Dennis Smith - The Burlington Post
in mid-peninsula highway planning are angering critics who say they
can't keep up to speed.
connection option and possible usage as a truck route are new developments
for the proposed highway from Niagara to Hamilton/Halton.
transit, railways and roadways are all required to meet projected Golden
Horseshoe growth of 2.5 million people in 20 years, information meeting
participants were told Tuesday evening.
in population will be so profound that any subset of these will be incapable
of addressing long-term transportation needs and the long-term economic
prosperity of the province," said Paul Hudspith, a Ministry of
Transportation consultant. "We need to proceed now with mid-peninsula
management of transportation systems is also needed to meet trade and
transportation growth, plus increased congestion expected for the area.
meeting it was confirmed a fourth alternative -- connecting with Hwy.
6 -- has been added to the needs assessment. This connection would require

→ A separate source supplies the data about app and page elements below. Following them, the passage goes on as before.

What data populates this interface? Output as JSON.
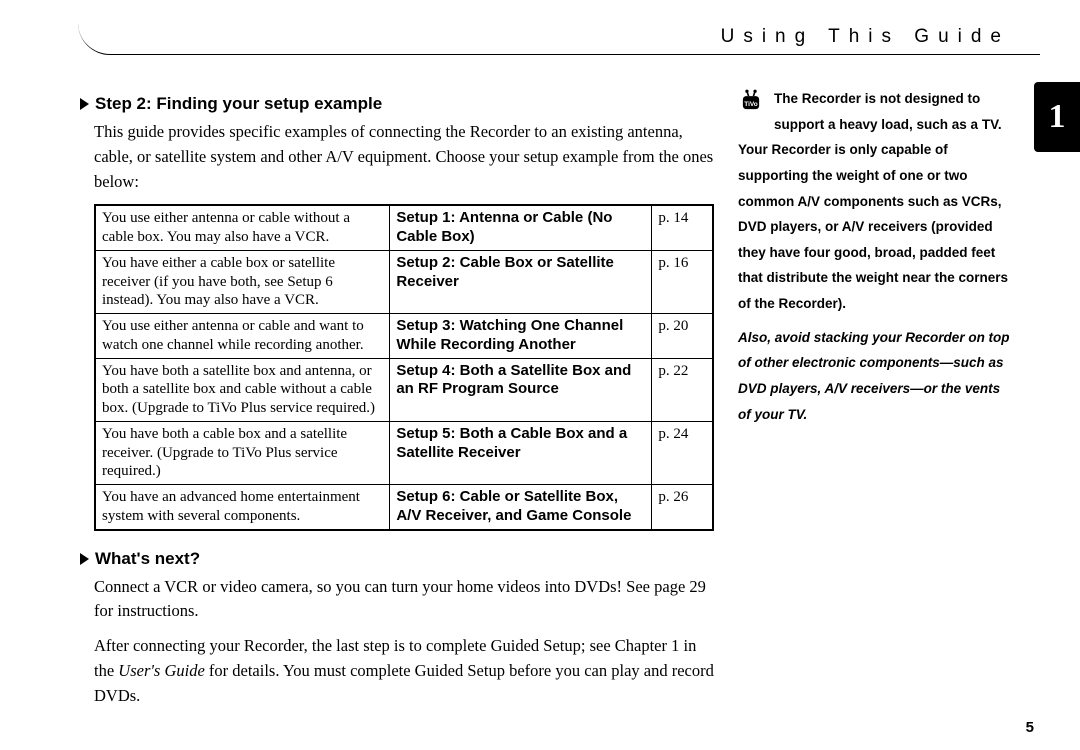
{
  "header": {
    "title": "Using This Guide"
  },
  "chapter_tab": "1",
  "page_number": "5",
  "section_step2": {
    "heading": "Step 2: Finding your setup example",
    "body": "This guide provides specific examples of connecting the Recorder to an existing antenna, cable, or satellite system and other A/V equipment. Choose your setup example from the ones below:"
  },
  "setup_table": [
    {
      "desc": "You use either antenna or cable without a cable box. You may also have a VCR.",
      "title": "Setup 1: Antenna or Cable (No Cable Box)",
      "page": "p. 14"
    },
    {
      "desc": "You have either a cable box or satellite receiver (if you have both, see Setup 6 instead). You may also have a VCR.",
      "title": "Setup 2: Cable Box or Satellite Receiver",
      "page": "p. 16"
    },
    {
      "desc": "You use either antenna or cable and want to watch one channel while recording another.",
      "title": "Setup 3: Watching One Channel While Recording Another",
      "page": "p. 20"
    },
    {
      "desc": "You have both a satellite box and antenna, or both a satellite box and cable without a cable box. (Upgrade to TiVo Plus service required.)",
      "title": "Setup 4: Both a Satellite Box and an RF Program Source",
      "page": "p. 22"
    },
    {
      "desc": "You have both a cable box and a satellite receiver. (Upgrade to TiVo Plus service required.)",
      "title": "Setup 5: Both a Cable Box and a Satellite Receiver",
      "page": "p. 24"
    },
    {
      "desc": "You have an advanced home entertainment system with several components.",
      "title": "Setup 6: Cable or Satellite Box, A/V Receiver, and Game Console",
      "page": "p. 26"
    }
  ],
  "section_next": {
    "heading": "What's next?",
    "body1": "Connect a VCR or video camera, so you can turn your home videos into DVDs! See page 29 for instructions.",
    "body2_pre": "After connecting your Recorder, the last step is to complete Guided Setup; see Chapter 1 in the ",
    "body2_italic": "User's Guide",
    "body2_post": " for details. You must complete Guided Setup before you can play and record DVDs."
  },
  "sidebar": {
    "bold_intro": "The Recorder is not designed to support a heavy load, such as a TV.",
    "main": " Your Recorder is only capable of supporting the weight of one or two common A/V components such as VCRs, DVD players, or A/V receivers (provided they have four good, broad, padded feet that distribute the weight near the corners of the Recorder).",
    "italic": "Also, avoid stacking your Recorder on top of other electronic components—such as DVD players, A/V receivers—or the vents of your TV."
  }
}
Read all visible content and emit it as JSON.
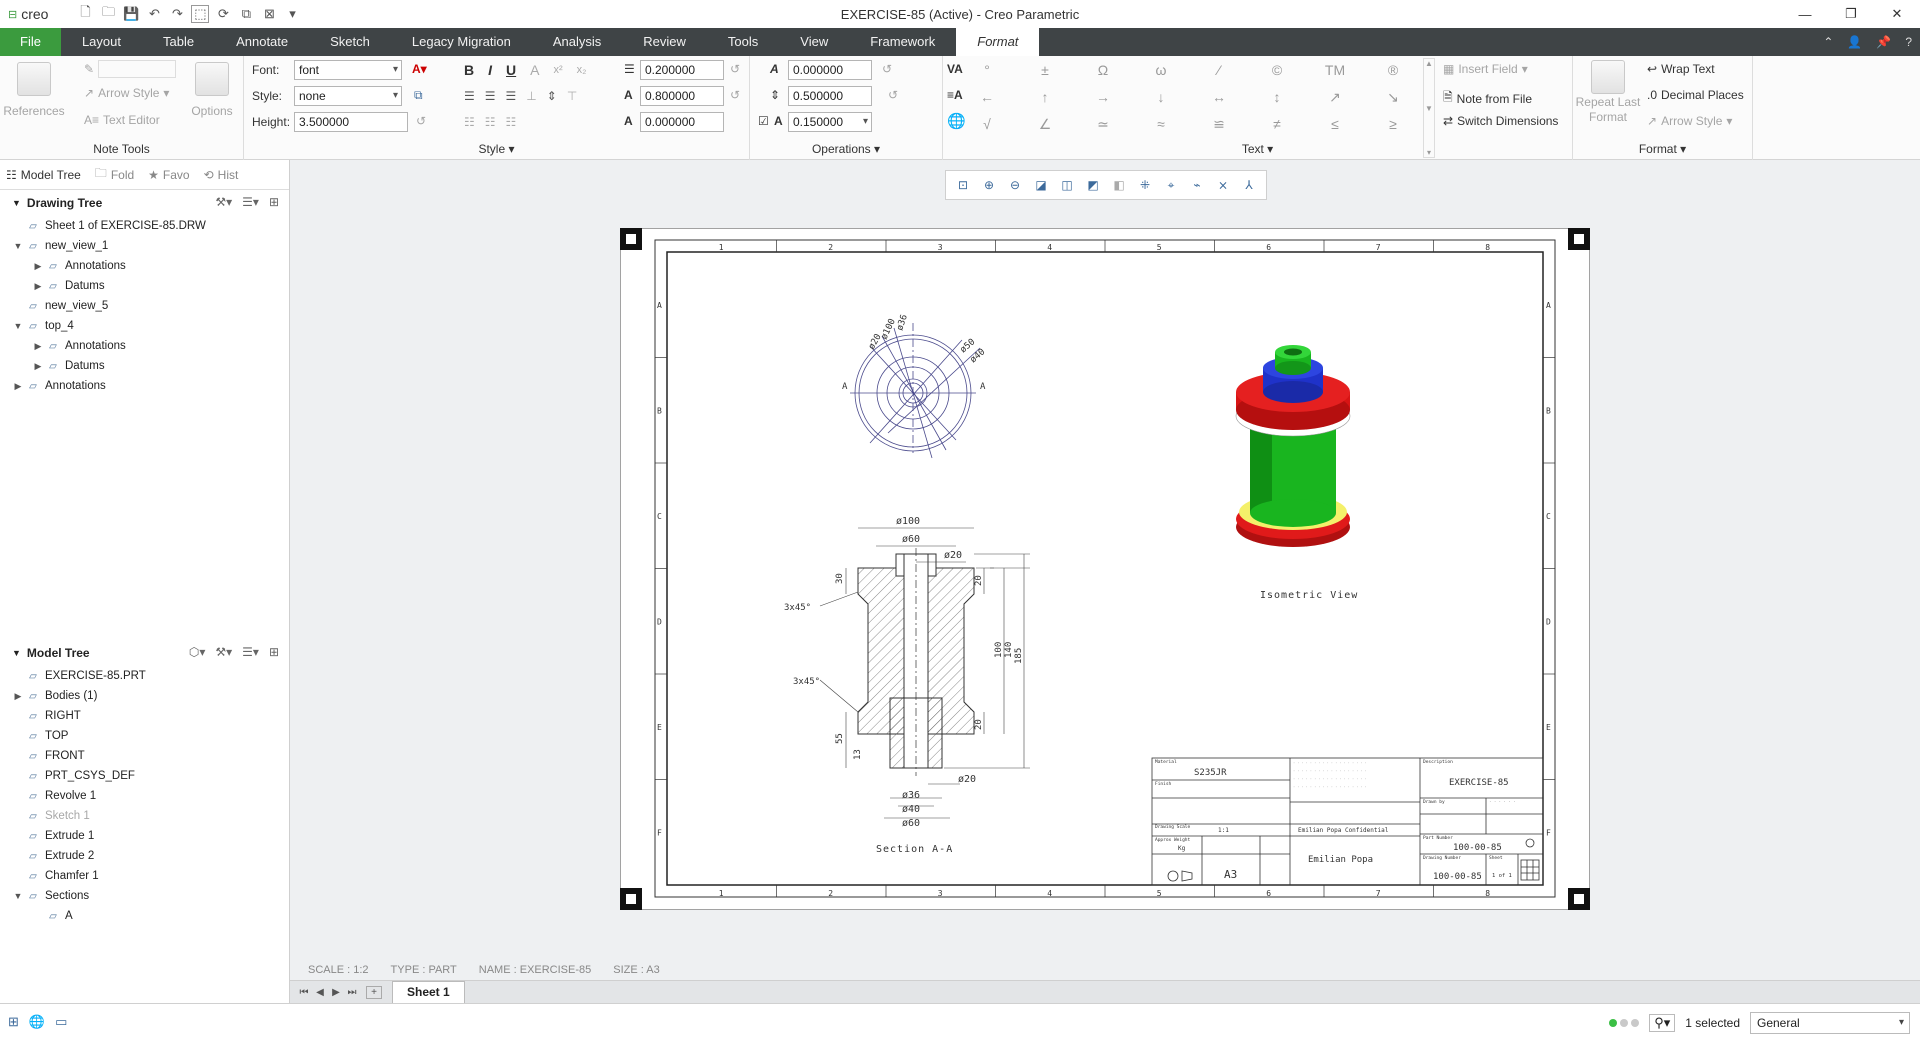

widening of Hwy. 6 and Hwy 403. This alternative was previously considered
awkward, because it's less direct and connects to a very busy highway,
a ministry information officer said "The City of Burlington asked
to put it back in," said Will MacKenzie.
mid-peninsula highway runs to Hamilton's airport at Mount Hope, with
the route alternatives extending from there. The three other choices
include connecting the road to an expanded Hwy. 403 on Hamilton Mountain,
Hwy. 401 west of Milton and Hwy. 407 near Walker's Line.
response time for highway planning phases was a major concern at this
week's meeting at Burlington Holiday Inn.
was demanded for the environment assessment terms of reference, which
determines how to examine the route or its alternatives. Currently,
the public has until March 17 to respond to the draft document and approximately
April 30 to reply to the formal terms of reference.
documents require more time for meaningful responses and public consultation,
said Burlington councillor John Taylor.
noted it's an important phase. "If someone comes up with a great
idea, it could not be considered because it's not within the terms of
reference." he noted.
MPP said he'll seek an April 30 response deadline for the draft terms
of reference. And there would be another 30 days afterwards for responding
to the formal document.
"The request it reasonable," said Cam Jackson. "This
has far-reaching implications."
of Citizens Opposed to Paving the Escarpment (COPE) handed out 250 surgical
masks, which were briefly worn by some meeting participants. COPE's
co-chair expressed amazement at Transportation Minister Norm Sterling's
announcement about tolling trucks on the QEW after the mid-peninsula
highway is completed.
doesn't mind having hundreds of trucks spewing exhaust through Burlington,
Hamilton and Flamborough," said Bob Williams.
COPE is not necessarily against the highway, but it opposes the circumventive
way it's being planned.
demanded transportation planners wait for Smart Growth recommendations
and conduct a brand new needs assessment study which includes the Greater
COPE members also noted the environmental assessment won't examine need
for the highway, just route alternatives.
officials say a full environmental assessment is being held.
Senior planner Bill Rhamey noted the ministry has held an unprecedented
15 public meetings so far.
be very intensive consultations to identify what transportation needs
are in the area," he said. "We believe we need both transit
and highway improvements."
participants argued the project will create more problems than it solves.
new highway will not solve traffic congestion," said Whitney Rodricks
of Environmental Defence Canada. "Developers will buy land near
the highways and more housing means more sprawl and more congestion.
We need good regional transportation planning."
called for comprehensive air pollution impact studies for the project.
"It's naive to assume that putting the highway further from people
will solve the air pollution problem," he said.